  18. Friebel, Guido & Raith, Michael, 2006. "Resource Allocation and Firm Scope," IZA Discussion Papers 2249, Institute for the Study of Labor (IZA).
  19. Ricardo Alonso & Wouter Dessein & Niko Matouschek, 2008. "When does coordination require centralization?," LSE Research Online Documents on Economics 58664, London School of Economics and Political Science, LSE Library.
  20. Gilligan, Thomas W & Krehbiel, Keith, 1987. "Collective Decisionmaking and Standing Committees: An Informational Rationale for Restrictive Amendment Procedures," Journal of Law, Economics and Organization, Oxford University Press, vol. 3(2), pages 287-335, Fall.
  21. Venkatesh Bala & Sanjeev Goyal, 1998. "Learning from Neighbours," Review of Economic Studies, Oxford University Press, vol. 65(3), pages 595-621.
  22. Heikki Rantakari, 2008. "Governing Adaptation -super-1," Review of Economic Studies, Oxford University Press, vol. 75(4), pages 1257-1285.
  23. Milgrom, Paul & Roberts, John, 1994. "Comparing Equilibria," American Economic Review, American Economic Association, vol. 84(3), pages 441-59, June.
  24. Ricardo Alonso & Wouter Dessein & Niko Matouschek, 2008. "When Does Coordination Require Centralization? Corrigendum," American Economic Review, American Economic Association, vol. 98(3), pages 1195-96, June.
Full references (including those not matched with items on IDEAS)

This item is not listed on Wikipedia, on a reading list or among the top items on IDEAS.

When requesting a correction, please mention this item's handle: RePEc:eui:euiwps:eco2009/20. See general information about how to correct material in RePEc.

For technical questions regarding this item, or to correct its authors, title, abstract, bibliographic or download information, contact: (Anne Banks)

If you have authored this item and are not yet registered with RePEc, we encourage you to do it here.

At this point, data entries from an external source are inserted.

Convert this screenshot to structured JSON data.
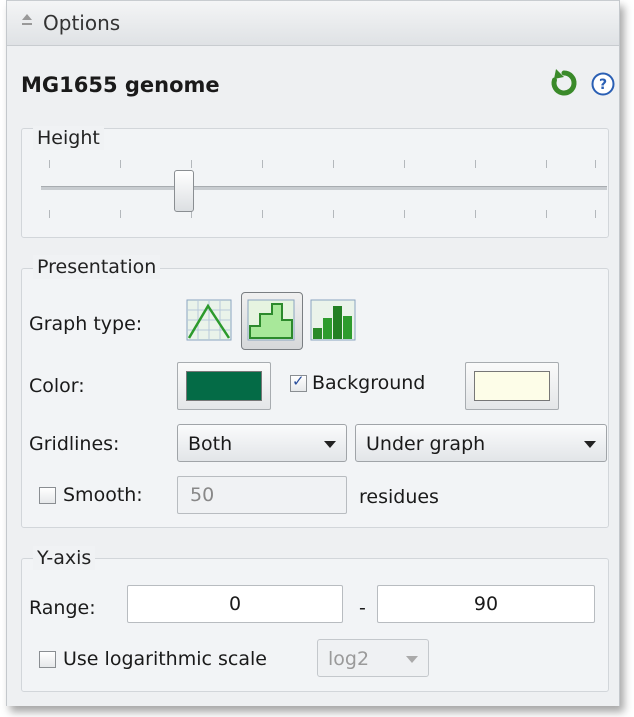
{
  "header": {
    "title": "Options"
  },
  "genome_title": "MG1655 genome",
  "height": {
    "label": "Height",
    "value_fraction": 0.25
  },
  "presentation": {
    "label": "Presentation",
    "graph_type": {
      "label": "Graph type:",
      "options": [
        "line-graph-icon",
        "step-graph-icon",
        "bar-graph-icon"
      ],
      "selected": "step-graph-icon"
    },
    "color": {
      "label": "Color:",
      "value": "#046b46",
      "background_checked": true,
      "background_label": "Background",
      "background_value": "#fdfde8"
    },
    "gridlines": {
      "label": "Gridlines:",
      "axis_value": "Both",
      "position_value": "Under graph"
    },
    "smooth": {
      "checked": false,
      "label": "Smooth:",
      "value": "50",
      "unit": "residues"
    }
  },
  "yaxis": {
    "label": "Y-axis",
    "range_label": "Range:",
    "min": "0",
    "separator": "-",
    "max": "90",
    "log_checked": false,
    "log_label": "Use logarithmic scale",
    "log_base": "log2"
  }
}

This allows to link your profile to this item. It also allows you to accept potential citations to this item that we are uncertain about.

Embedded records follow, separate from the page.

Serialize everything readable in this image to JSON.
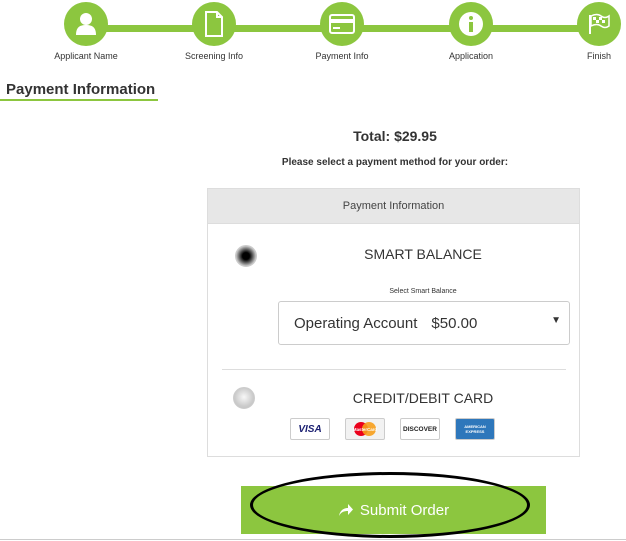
{
  "stepper": {
    "steps": [
      {
        "label": "Applicant Name",
        "icon": "user-icon"
      },
      {
        "label": "Screening Info",
        "icon": "document-icon"
      },
      {
        "label": "Payment Info",
        "icon": "credit-card-icon"
      },
      {
        "label": "Application",
        "icon": "info-icon"
      },
      {
        "label": "Finish",
        "icon": "checkered-flag-icon"
      }
    ],
    "color": "#8cc63f"
  },
  "section_title": "Payment Information",
  "total": "Total: $29.95",
  "instructions": "Please select a payment method for your order:",
  "panel": {
    "header": "Payment Information",
    "smart_balance": {
      "title": "SMART BALANCE",
      "selected": true,
      "select_label": "Select Smart Balance",
      "select_account": "Operating Account",
      "select_amount": "$50.00"
    },
    "credit_card": {
      "title": "CREDIT/DEBIT CARD",
      "selected": false,
      "cards": [
        "VISA",
        "MasterCard",
        "DISCOVER",
        "AMERICAN EXPRESS"
      ]
    }
  },
  "submit_label": "Submit Order"
}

If references are entirely missing, you can add them using this form.

If the full references list an item that is present in RePEc, but the system did not link to it, you can help with this form.

If you know of missing items citing this one, you can help us creating those links by adding the relevant references in the same way as above, for each refering item. If you are a registered author of this item, you may also want to check the "citations" tab in your profile, as there may be some citations waiting for confirmation.

Please note that corrections may take a couple of weeks to filter through the various RePEc services.

This information is provided to you by IDEAS at the Research Division of the Federal Reserve Bank of St. Louis using RePEc data.